▶ Instructions to follow
A single number is the whole answer: the count of lines in the records where "icon" occurs.
____________
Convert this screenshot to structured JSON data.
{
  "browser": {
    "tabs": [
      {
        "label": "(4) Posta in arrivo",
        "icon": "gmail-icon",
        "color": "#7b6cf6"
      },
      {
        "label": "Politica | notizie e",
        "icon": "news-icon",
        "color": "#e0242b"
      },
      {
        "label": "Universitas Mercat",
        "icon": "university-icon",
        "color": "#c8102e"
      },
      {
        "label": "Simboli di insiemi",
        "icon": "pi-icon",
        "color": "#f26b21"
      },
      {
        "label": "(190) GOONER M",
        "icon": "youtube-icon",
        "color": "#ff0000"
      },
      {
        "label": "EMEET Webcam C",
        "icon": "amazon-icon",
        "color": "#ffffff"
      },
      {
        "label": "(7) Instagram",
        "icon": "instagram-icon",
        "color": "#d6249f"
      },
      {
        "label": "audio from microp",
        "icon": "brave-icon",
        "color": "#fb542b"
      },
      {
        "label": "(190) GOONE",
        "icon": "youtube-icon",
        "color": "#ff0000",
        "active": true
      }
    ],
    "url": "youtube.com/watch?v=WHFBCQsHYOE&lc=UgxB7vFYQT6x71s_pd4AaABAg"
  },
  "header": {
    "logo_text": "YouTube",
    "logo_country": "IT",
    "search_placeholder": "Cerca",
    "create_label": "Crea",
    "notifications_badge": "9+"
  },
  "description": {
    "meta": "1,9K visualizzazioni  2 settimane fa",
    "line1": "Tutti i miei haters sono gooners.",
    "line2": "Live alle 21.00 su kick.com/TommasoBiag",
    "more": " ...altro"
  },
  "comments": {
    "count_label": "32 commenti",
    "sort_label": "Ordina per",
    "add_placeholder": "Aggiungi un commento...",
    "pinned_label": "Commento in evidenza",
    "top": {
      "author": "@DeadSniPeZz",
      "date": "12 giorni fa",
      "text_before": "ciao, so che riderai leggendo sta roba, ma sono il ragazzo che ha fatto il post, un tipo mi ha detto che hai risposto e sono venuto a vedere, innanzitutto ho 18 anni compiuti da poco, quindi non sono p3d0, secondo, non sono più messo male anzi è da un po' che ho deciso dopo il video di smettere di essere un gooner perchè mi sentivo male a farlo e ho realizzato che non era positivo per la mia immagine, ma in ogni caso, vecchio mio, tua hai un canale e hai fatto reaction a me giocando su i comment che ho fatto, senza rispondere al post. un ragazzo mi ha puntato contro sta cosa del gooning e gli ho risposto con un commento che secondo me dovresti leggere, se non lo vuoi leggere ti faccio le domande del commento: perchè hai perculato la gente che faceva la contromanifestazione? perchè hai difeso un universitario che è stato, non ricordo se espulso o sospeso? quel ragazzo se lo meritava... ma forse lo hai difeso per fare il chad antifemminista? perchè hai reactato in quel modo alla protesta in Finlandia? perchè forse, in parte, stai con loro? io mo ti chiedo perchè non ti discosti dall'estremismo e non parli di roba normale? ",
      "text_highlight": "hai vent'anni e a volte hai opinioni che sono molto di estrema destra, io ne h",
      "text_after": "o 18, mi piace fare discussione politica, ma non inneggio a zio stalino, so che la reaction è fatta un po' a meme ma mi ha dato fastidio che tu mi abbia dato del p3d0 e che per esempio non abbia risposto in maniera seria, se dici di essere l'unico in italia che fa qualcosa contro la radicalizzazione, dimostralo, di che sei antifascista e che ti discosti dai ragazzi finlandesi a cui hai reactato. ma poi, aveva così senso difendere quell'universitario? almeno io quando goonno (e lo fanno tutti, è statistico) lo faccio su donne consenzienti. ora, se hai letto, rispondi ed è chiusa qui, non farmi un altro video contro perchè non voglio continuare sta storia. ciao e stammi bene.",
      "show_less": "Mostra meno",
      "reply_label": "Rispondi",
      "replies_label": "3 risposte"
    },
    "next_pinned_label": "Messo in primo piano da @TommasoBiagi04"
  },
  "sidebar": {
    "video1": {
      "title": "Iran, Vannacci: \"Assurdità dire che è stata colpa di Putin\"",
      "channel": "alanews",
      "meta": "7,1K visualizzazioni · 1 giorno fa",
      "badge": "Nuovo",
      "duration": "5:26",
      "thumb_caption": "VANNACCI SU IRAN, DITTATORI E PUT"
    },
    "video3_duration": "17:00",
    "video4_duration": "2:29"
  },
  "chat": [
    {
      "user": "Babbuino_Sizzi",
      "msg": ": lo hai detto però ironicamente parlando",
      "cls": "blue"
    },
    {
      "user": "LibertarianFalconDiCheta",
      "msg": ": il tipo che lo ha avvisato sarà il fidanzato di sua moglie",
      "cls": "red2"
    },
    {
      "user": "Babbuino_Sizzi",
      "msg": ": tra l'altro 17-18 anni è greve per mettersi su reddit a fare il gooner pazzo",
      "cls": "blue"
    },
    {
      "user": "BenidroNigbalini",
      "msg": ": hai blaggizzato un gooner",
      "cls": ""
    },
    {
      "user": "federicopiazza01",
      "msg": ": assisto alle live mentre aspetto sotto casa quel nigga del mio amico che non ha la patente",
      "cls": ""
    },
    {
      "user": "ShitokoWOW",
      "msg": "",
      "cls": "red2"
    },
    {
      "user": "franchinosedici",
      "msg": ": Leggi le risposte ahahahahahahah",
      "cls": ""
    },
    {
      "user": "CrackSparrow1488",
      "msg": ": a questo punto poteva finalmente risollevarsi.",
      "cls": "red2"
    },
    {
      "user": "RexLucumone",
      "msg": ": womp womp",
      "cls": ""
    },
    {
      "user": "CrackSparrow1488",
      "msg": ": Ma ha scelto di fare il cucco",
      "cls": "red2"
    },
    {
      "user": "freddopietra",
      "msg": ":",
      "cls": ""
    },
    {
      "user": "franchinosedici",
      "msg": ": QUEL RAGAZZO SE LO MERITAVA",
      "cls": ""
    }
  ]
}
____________
▶ Output for this task
9